4. Moms of lots of kids often get stupid comments from random strangers in the checkout line. Adoptive parents and interracial families also get their share of stupid checkout-line comments. From your first year as parents, what is your favorite "stupid people say stupid things" story about strangers in the checkout line (or elsewhere)?

We look different than Dax.  He's got a dark complexion with curly hair and our skin is pasty (75% of the year) and our hair is straight.  It's pretty obvious to people (when we're all together) that Dax was adopted.  Sure, some random 5% of people might think I had an affair with some other man or something, but most people straight away go the adoption route.  Most people just ask us questions because they are curious, and 99.9% we are fine to answer them.  We're glad people ask us questions about adoption and hope that some day they'll adopt too.  Most of the time however, people ask us "Where did he come from"?  I think they are expecting we will say some foreign place, but we don't - he's from the same state we live in - the same metropolitan area.  I think a majority of people (not involved with adoption) just assume that if you adopted a child you must have done an international adoption, so they are just a little shocked when we tell them that Dax is from the same state and country we're currently standing in.

5. On the flip side of that, is there a heartwarming story you can share about someone observing your family? 

We honestly just love anyone who stops and talks to us to learn more about how our transracial family came together.  We love it when people of our grandparents generation stop us to tell us how cute Dax is or how precious our family is.  We know things were different for them 50 years ago and we're glad that our family can be what it is today because of where this country has gone.  We also love it when we have communications with people from different races than ours that would normally never stop to speak to us just because Dax is with us.  He's like a bridge from one culture to another and from one time to another.  He's so much hope, joy, and love for our family and we love sharing that with others we meet.

Once we met a girl in a local supermarket, who reminded me a lot of us a few years ago.  She was happily watching Will and Dax at the deli counter, not knowing that I was watching her.  She smiled as she watched Will make silly faces to get Dax giggling while he waited for swiss cheese.  I made a lap around a produce stand and saw her still staring at them.  There's one employee there who always comes around the counter to see Dax and say hello.  When the employee came to play with Dax I made my way over there to say hello and at that time the girl also spoke.  She asked if she could ask me a question and I told her that she could.  She asked if Dax was adopted.  I smiled and told her he was.  She told me that she and her husband were looking to adopt and were just getting started in picking an agency.  We chatted for a few minutes about adoption, highly recommended our agency, and wished her success in building her family.  We were her, not too terribly long ago and because she stopped to ask us about Dax we pray for her and her family's journey.

6. Where do you find the most support, as an adoptive family?

We feel like God placed so many families into our lives to help us on this adoption journey.  We met people through blogs, through Yelp, through seminars, through church, and through retreats.  We feel a strong connection with others who've adopted and are looking to adopt.  These people were there to help us learn about agencies, openness, waiting, struggles with infertility, and the link to God on our adoption journey.  We feel that being open about adoption makes it so much easier to handle, because you have support from everyone you meet.  We've never faced resistance in how our family was built, and know we've got support wherever we turn.

1 comment:

All in His Perfect Timing said...

WOW! I love your interview & Adrienne's answers too!

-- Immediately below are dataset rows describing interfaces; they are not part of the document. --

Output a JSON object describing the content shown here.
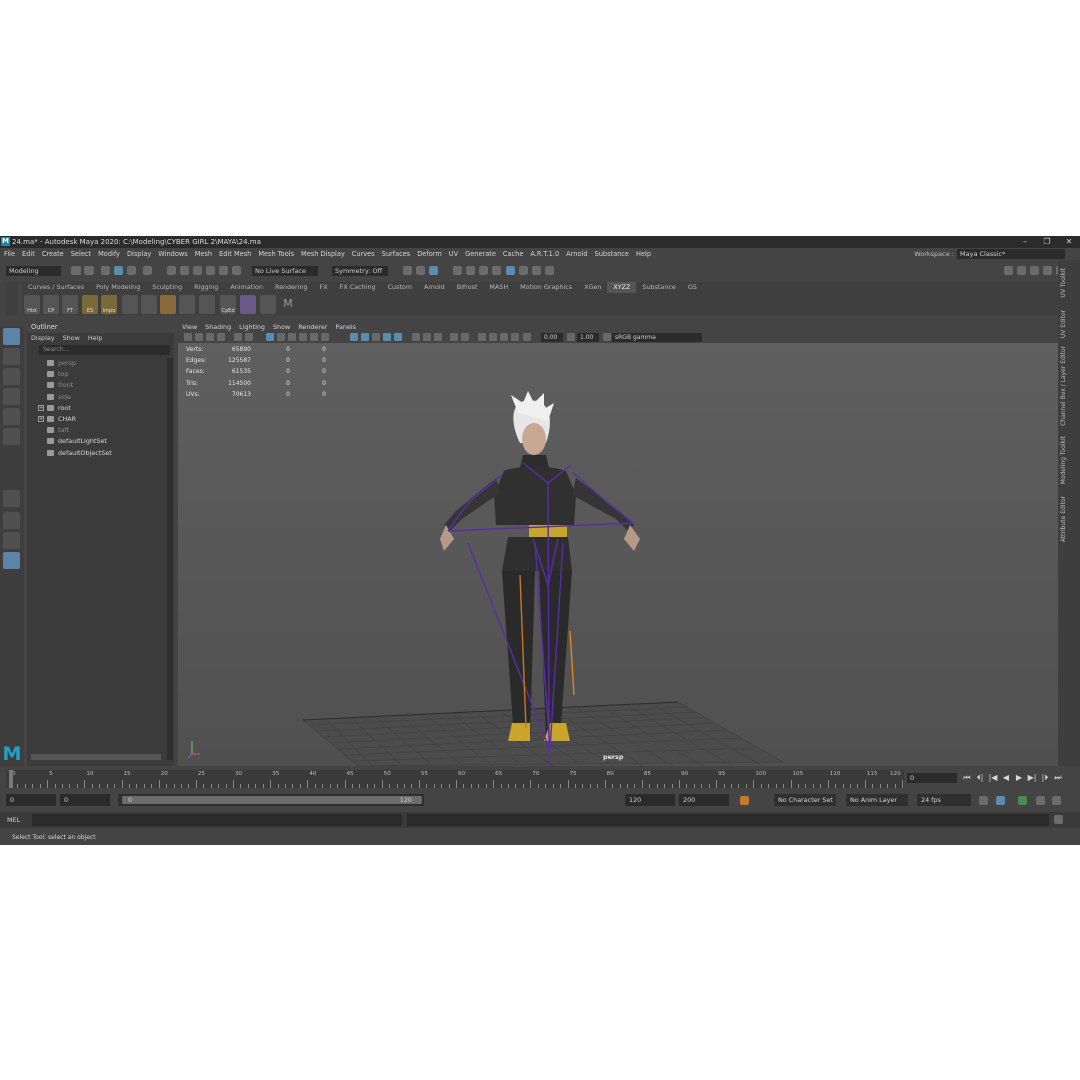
{
  "window": {
    "title": "24.ma* - Autodesk Maya 2020: C:\\Modeling\\CYBER GIRL 2\\MAYA\\24.ma",
    "app_icon": "M",
    "controls": [
      "–",
      "❐",
      "✕"
    ]
  },
  "menubar": {
    "items": [
      "File",
      "Edit",
      "Create",
      "Select",
      "Modify",
      "Display",
      "Windows",
      "Mesh",
      "Edit Mesh",
      "Mesh Tools",
      "Mesh Display",
      "Curves",
      "Surfaces",
      "Deform",
      "UV",
      "Generate",
      "Cache",
      "A.R.T.1.0",
      "Arnold",
      "Substance",
      "Help"
    ],
    "workspace_label": "Workspace :",
    "workspace_value": "Maya Classic*"
  },
  "statusline": {
    "mode": "Modeling",
    "live_surface": "No Live Surface",
    "symmetry": "Symmetry: Off"
  },
  "shelf": {
    "tabs": [
      "Curves / Surfaces",
      "Poly Modeling",
      "Sculpting",
      "Rigging",
      "Animation",
      "Rendering",
      "FX",
      "FX Caching",
      "Custom",
      "Arnold",
      "Bifrost",
      "MASH",
      "Motion Graphics",
      "XGen",
      "XYZZ",
      "Substance",
      "GS"
    ],
    "active_tab": "XYZZ",
    "buttons": [
      "Hist",
      "CP",
      "FT",
      "ES",
      "Impo",
      "",
      "",
      "",
      "",
      "CpEd",
      "",
      "",
      ""
    ]
  },
  "outliner": {
    "title": "Outliner",
    "menu": [
      "Display",
      "Show",
      "Help"
    ],
    "search_placeholder": "Search...",
    "items": [
      {
        "label": "persp",
        "dim": true,
        "expand": false
      },
      {
        "label": "top",
        "dim": true,
        "expand": false
      },
      {
        "label": "front",
        "dim": true,
        "expand": false
      },
      {
        "label": "side",
        "dim": true,
        "expand": false
      },
      {
        "label": "root",
        "dim": false,
        "expand": true
      },
      {
        "label": "CHAR",
        "dim": false,
        "expand": true
      },
      {
        "label": "taft",
        "dim": true,
        "expand": false
      },
      {
        "label": "defaultLightSet",
        "dim": false,
        "expand": false
      },
      {
        "label": "defaultObjectSet",
        "dim": false,
        "expand": false
      }
    ]
  },
  "panel": {
    "menu": [
      "View",
      "Shading",
      "Lighting",
      "Show",
      "Renderer",
      "Panels"
    ],
    "exposure": "0.00",
    "gamma": "1.00",
    "colorspace": "sRGB gamma",
    "camera": "persp"
  },
  "hud": {
    "rows": [
      {
        "label": "Verts:",
        "v1": "65890",
        "v2": "0",
        "v3": "0"
      },
      {
        "label": "Edges:",
        "v1": "125587",
        "v2": "0",
        "v3": "0"
      },
      {
        "label": "Faces:",
        "v1": "61535",
        "v2": "0",
        "v3": "0"
      },
      {
        "label": "Tris:",
        "v1": "114500",
        "v2": "0",
        "v3": "0"
      },
      {
        "label": "UVs:",
        "v1": "70613",
        "v2": "0",
        "v3": "0"
      }
    ]
  },
  "right_tabs": [
    "UV Toolkit",
    "UV Editor",
    "Channel Box / Layer Editor",
    "Modeling Toolkit",
    "Attribute Editor"
  ],
  "timeslider": {
    "ticks": [
      "0",
      "5",
      "10",
      "15",
      "20",
      "25",
      "30",
      "35",
      "40",
      "45",
      "50",
      "55",
      "60",
      "65",
      "70",
      "75",
      "80",
      "85",
      "90",
      "95",
      "100",
      "105",
      "110",
      "115",
      "120"
    ],
    "current_frame": "0",
    "playback": [
      "⏮",
      "⏴|",
      "|◀",
      "◀",
      "▶",
      "▶|",
      "|⏵",
      "⏭"
    ]
  },
  "range": {
    "start": "0",
    "inner_start": "0",
    "handle_start": "0",
    "handle_end": "120",
    "end": "120",
    "anim_end": "200",
    "character_set": "No Character Set",
    "anim_layer": "No Anim Layer",
    "fps": "24 fps"
  },
  "cmdline": {
    "label": "MEL"
  },
  "helpline": {
    "text": "Select Tool: select an object"
  }
}
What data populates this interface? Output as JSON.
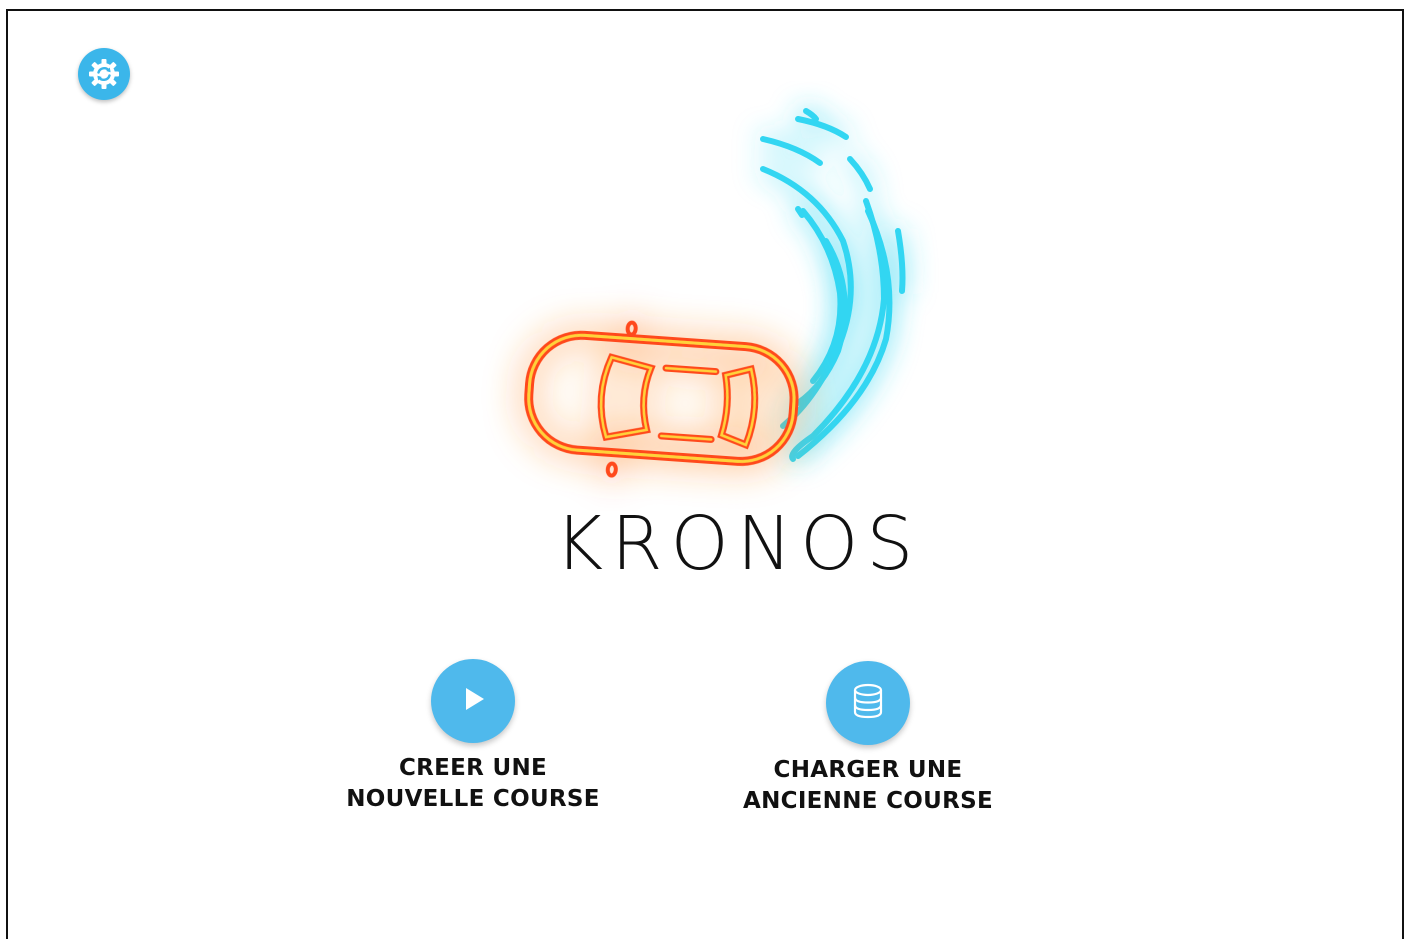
{
  "app": {
    "brand": "KRONOS"
  },
  "toolbar": {
    "settings_icon": "settings-sync-icon"
  },
  "actions": [
    {
      "icon": "play-icon",
      "label": "CREER UNE\nNOUVELLE COURSE"
    },
    {
      "icon": "database-icon",
      "label": "CHARGER UNE\nANCIENNE COURSE"
    }
  ],
  "colors": {
    "accent": "#4fb9ec",
    "neon_blue": "#33d6f2",
    "neon_red": "#ff4a1c",
    "neon_yellow": "#ffd23a",
    "text": "#111111"
  }
}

I will check out her blog for sure. Thanks so much for the great Q & A!